* THE DATA
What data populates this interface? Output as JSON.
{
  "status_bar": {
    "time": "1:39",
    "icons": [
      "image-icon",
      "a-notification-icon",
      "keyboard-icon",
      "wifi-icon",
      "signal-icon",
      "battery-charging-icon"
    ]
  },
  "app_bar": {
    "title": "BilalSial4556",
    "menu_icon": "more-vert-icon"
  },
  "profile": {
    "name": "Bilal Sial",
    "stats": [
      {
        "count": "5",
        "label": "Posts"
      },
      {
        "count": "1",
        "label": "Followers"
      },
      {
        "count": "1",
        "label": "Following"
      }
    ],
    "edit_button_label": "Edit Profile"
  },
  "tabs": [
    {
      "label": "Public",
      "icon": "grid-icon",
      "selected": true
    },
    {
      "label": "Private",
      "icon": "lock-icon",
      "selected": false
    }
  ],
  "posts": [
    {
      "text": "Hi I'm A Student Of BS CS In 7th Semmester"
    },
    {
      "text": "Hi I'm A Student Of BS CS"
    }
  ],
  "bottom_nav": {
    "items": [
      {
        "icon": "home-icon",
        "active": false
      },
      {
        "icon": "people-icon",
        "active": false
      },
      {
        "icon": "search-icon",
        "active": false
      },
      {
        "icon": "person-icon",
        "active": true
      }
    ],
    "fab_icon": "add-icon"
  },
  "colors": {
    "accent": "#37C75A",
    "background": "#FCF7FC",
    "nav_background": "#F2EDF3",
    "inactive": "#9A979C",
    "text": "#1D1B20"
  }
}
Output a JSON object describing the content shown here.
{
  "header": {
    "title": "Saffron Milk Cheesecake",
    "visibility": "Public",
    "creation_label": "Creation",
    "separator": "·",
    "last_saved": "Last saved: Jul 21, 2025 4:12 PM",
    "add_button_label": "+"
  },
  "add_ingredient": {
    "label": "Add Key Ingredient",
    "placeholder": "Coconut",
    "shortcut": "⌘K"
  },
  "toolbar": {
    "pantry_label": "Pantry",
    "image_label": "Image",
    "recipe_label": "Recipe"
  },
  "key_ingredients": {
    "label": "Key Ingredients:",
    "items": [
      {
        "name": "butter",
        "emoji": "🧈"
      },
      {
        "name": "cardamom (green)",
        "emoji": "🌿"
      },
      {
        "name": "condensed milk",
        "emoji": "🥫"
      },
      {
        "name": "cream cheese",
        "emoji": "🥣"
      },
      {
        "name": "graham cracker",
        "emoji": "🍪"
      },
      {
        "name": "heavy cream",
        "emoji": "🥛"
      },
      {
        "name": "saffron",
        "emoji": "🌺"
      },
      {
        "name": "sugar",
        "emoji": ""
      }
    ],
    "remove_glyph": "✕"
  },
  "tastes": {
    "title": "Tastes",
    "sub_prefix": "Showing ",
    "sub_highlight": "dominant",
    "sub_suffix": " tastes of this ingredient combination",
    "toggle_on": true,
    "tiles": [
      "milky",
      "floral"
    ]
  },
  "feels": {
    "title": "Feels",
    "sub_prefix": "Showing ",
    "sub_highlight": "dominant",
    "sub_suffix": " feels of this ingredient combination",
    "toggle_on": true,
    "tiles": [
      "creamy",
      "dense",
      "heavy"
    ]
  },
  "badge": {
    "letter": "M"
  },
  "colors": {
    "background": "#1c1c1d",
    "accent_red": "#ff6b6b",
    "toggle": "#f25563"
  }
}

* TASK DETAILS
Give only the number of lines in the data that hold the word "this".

* RESULT
3